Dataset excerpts

BEGIN

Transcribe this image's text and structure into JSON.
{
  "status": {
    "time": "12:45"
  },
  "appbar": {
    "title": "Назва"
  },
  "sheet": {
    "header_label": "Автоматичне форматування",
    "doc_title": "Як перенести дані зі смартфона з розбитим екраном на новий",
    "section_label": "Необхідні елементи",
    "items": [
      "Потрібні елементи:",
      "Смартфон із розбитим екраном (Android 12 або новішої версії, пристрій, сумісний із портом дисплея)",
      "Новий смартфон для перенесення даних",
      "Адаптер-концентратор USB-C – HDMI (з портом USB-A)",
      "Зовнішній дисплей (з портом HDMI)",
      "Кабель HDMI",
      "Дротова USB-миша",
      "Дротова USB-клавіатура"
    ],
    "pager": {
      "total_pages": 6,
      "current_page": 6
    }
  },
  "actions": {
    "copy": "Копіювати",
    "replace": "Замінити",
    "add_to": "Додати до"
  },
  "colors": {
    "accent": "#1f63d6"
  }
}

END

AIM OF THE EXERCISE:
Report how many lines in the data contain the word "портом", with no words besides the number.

TASK ANSWER:
3